EXERCISE BRIEF: Look over the material for the string "Configurações". Copy every line where it turns up.

RECORDS FOR THIS EXERCISE:
++++++++++

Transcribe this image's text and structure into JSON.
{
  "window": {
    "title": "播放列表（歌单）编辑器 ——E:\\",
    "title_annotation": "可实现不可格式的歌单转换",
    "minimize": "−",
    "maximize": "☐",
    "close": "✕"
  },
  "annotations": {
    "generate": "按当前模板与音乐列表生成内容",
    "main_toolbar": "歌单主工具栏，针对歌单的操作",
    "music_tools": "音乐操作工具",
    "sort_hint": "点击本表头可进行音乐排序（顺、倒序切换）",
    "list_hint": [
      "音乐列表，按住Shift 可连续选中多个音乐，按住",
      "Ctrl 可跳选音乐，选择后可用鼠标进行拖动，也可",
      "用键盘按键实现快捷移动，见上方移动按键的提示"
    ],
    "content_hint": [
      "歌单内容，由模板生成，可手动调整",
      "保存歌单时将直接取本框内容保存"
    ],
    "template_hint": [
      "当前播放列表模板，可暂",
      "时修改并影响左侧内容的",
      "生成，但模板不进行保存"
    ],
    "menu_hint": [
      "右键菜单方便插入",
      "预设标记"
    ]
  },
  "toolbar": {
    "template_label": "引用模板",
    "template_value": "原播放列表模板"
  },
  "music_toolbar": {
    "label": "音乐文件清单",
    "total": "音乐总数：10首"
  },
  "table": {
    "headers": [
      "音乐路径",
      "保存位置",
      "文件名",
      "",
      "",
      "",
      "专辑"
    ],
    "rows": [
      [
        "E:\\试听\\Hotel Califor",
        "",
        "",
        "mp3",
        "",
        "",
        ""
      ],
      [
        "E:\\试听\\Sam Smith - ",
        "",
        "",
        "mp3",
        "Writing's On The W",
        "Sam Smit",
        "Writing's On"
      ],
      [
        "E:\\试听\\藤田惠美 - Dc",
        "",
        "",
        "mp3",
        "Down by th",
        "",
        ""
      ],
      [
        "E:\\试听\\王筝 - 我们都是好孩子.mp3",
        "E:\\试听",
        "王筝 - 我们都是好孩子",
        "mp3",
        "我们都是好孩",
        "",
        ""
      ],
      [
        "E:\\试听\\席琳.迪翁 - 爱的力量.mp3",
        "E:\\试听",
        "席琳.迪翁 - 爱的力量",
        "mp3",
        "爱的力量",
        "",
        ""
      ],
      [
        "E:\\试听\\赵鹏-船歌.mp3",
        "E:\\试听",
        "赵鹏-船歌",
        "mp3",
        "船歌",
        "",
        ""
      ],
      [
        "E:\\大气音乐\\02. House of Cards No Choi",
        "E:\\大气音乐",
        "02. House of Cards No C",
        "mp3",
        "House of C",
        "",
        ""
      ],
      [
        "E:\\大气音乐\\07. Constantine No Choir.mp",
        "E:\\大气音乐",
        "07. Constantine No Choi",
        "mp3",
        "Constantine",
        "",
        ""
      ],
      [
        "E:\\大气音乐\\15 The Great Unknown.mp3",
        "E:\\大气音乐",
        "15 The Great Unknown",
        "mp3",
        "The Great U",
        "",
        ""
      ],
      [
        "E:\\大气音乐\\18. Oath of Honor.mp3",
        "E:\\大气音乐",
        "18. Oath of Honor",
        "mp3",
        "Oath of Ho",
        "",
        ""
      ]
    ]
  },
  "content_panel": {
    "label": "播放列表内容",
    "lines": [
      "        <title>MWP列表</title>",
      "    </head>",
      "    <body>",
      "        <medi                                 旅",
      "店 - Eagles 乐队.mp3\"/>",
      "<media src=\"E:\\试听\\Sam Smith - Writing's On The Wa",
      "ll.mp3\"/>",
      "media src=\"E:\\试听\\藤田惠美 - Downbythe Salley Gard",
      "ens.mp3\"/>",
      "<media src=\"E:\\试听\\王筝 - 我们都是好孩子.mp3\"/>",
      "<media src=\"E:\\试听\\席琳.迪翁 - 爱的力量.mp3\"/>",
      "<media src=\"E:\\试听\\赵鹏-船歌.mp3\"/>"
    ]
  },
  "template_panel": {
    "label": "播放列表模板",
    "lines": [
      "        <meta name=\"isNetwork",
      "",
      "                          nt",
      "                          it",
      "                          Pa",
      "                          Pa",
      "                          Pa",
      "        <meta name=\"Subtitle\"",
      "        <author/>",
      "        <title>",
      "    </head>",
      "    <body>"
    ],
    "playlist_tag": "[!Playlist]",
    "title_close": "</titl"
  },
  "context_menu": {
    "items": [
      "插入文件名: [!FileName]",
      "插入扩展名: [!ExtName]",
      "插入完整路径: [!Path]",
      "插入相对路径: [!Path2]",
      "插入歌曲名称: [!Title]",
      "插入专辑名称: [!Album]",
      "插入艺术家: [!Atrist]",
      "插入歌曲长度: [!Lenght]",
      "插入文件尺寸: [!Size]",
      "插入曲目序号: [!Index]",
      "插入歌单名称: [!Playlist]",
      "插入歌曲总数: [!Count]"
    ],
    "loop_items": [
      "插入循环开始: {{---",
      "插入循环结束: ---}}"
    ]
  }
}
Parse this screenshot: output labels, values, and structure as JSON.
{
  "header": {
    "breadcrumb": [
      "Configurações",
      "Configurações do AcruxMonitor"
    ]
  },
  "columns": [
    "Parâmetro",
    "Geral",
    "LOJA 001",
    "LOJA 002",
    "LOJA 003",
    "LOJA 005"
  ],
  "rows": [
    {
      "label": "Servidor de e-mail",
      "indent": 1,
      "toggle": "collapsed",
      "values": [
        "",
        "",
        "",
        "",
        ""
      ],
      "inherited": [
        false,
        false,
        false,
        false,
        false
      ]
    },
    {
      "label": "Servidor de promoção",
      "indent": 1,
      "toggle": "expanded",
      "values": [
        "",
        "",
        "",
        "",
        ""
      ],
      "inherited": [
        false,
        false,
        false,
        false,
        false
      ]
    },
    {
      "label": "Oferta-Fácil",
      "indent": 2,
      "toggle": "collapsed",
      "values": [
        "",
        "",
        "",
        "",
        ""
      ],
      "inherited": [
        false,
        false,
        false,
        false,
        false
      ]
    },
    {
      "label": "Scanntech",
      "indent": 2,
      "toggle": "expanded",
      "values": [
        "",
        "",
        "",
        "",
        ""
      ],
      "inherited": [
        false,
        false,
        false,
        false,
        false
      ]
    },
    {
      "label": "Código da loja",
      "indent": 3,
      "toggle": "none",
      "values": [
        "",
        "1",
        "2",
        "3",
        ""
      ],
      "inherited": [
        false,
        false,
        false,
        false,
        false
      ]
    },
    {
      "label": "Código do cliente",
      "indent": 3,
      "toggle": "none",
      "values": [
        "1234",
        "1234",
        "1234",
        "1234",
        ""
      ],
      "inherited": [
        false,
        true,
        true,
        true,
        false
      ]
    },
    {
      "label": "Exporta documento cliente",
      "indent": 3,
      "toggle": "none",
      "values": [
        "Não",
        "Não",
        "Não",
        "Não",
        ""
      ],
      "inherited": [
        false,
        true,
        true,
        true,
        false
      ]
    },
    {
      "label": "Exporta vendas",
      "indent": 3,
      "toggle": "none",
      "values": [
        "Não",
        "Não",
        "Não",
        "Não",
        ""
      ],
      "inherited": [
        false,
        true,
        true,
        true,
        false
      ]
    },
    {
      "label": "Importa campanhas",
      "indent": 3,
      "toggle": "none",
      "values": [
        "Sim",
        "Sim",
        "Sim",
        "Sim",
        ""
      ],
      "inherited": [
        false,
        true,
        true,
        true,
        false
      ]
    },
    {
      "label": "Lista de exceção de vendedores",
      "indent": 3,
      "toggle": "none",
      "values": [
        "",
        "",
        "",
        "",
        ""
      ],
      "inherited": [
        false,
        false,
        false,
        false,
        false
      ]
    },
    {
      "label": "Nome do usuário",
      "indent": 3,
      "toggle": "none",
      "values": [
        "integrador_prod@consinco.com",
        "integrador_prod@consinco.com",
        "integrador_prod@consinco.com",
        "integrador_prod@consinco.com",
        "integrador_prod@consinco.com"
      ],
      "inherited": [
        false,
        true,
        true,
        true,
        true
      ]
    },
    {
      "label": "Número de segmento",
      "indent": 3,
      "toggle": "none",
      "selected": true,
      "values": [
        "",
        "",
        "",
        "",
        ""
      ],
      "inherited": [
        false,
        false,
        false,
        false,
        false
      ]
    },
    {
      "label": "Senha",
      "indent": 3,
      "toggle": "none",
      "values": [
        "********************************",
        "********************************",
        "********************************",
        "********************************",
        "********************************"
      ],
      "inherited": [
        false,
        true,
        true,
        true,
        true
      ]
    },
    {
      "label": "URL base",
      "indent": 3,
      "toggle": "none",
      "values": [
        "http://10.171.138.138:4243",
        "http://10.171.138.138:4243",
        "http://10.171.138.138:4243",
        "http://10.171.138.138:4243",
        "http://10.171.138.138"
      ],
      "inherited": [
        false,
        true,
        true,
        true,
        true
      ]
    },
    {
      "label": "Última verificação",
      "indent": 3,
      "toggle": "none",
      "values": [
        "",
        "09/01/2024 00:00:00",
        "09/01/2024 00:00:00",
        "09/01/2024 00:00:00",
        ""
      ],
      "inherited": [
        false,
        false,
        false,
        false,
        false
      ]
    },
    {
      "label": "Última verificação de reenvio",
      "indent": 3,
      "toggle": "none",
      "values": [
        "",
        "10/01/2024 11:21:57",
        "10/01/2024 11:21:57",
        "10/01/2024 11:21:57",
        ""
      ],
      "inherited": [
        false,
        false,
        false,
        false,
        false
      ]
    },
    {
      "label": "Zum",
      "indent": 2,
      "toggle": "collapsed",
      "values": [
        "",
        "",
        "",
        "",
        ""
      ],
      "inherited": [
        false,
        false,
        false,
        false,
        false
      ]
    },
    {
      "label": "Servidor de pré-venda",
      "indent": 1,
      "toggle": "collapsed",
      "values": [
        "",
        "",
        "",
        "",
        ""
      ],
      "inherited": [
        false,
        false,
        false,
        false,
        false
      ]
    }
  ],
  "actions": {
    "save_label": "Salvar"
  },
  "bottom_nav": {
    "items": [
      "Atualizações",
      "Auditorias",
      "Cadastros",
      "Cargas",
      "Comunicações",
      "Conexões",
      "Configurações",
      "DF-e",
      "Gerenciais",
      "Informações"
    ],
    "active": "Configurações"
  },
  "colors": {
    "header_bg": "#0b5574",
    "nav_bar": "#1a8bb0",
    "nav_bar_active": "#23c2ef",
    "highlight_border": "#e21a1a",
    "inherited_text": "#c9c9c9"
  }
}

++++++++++

TASK RESULT:
      "Configurações",
      "Configurações do AcruxMonitor"
      "Configurações",
    "active": "Configurações"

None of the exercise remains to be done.